__Your instructions__. Return only those lines of the records below in which "nunca" appears.

Items from an interface collection:

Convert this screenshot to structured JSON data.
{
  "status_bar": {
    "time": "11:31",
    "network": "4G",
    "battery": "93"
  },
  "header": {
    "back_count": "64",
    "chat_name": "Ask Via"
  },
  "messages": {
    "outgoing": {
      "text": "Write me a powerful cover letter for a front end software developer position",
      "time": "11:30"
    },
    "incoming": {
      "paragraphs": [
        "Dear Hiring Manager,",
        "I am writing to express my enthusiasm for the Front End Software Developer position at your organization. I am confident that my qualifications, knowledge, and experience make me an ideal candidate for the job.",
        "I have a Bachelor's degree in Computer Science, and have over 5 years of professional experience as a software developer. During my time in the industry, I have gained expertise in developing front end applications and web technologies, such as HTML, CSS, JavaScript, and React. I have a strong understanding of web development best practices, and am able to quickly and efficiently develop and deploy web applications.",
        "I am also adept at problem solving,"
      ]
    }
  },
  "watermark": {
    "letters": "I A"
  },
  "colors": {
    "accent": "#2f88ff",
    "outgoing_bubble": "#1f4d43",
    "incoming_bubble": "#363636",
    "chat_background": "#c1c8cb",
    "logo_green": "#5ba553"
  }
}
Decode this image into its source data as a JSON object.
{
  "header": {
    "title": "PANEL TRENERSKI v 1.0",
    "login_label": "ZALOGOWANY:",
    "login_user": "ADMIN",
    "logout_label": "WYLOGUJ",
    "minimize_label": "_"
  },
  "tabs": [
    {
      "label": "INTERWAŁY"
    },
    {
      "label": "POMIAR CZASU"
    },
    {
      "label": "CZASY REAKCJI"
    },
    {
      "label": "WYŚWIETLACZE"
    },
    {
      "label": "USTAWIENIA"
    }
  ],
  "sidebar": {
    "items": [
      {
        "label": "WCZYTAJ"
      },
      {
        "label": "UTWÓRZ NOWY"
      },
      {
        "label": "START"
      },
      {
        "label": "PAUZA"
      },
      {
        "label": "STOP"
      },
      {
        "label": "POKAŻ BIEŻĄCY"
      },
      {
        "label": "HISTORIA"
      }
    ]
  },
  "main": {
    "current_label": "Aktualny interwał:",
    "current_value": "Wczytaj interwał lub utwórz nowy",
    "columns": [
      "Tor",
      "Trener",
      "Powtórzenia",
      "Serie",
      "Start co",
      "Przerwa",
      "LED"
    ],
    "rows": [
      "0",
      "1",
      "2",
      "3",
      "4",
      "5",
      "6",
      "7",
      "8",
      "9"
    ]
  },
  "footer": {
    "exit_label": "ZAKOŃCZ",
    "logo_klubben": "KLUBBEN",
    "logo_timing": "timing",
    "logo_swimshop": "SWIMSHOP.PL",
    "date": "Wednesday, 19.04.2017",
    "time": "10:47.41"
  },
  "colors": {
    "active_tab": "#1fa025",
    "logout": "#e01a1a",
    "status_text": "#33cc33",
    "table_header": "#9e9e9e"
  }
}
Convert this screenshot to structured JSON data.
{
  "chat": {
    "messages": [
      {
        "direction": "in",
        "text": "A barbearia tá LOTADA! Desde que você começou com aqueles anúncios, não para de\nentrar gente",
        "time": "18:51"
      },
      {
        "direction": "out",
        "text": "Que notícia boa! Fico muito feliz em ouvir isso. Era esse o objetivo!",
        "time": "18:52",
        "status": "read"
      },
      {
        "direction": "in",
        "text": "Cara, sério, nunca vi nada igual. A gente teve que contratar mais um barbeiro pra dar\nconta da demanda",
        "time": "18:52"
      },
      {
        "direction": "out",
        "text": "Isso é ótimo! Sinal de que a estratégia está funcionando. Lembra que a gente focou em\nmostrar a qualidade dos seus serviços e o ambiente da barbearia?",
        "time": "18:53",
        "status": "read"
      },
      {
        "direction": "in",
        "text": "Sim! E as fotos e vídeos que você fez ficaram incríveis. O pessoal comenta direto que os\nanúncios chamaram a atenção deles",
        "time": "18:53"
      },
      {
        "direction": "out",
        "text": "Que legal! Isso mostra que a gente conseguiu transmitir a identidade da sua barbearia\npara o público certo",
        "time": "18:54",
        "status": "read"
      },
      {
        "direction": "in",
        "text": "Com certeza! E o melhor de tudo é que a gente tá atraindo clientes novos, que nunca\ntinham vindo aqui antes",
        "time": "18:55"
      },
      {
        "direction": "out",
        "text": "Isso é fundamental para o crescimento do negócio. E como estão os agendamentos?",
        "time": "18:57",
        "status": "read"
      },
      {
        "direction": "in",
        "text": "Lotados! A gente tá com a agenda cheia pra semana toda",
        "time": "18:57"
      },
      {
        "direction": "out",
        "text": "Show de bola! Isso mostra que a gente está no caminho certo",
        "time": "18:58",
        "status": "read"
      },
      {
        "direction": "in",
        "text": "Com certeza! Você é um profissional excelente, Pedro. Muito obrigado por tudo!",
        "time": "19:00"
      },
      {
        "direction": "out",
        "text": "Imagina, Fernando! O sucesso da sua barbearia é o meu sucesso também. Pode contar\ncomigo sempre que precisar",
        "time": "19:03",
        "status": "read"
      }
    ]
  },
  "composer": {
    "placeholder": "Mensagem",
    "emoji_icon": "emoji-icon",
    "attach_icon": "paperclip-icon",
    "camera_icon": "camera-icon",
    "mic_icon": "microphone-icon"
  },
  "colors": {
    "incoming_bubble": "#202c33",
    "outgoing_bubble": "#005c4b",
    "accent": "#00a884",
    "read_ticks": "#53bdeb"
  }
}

__Response box__.
        "text": "Cara, sério, nunca vi nada igual. A gente teve que contratar mais um barbeiro pra dar\nconta da demanda",
        "text": "Com certeza! E o melhor de tudo é que a gente tá atraindo clientes novos, que nunca\ntinham vindo aqui antes",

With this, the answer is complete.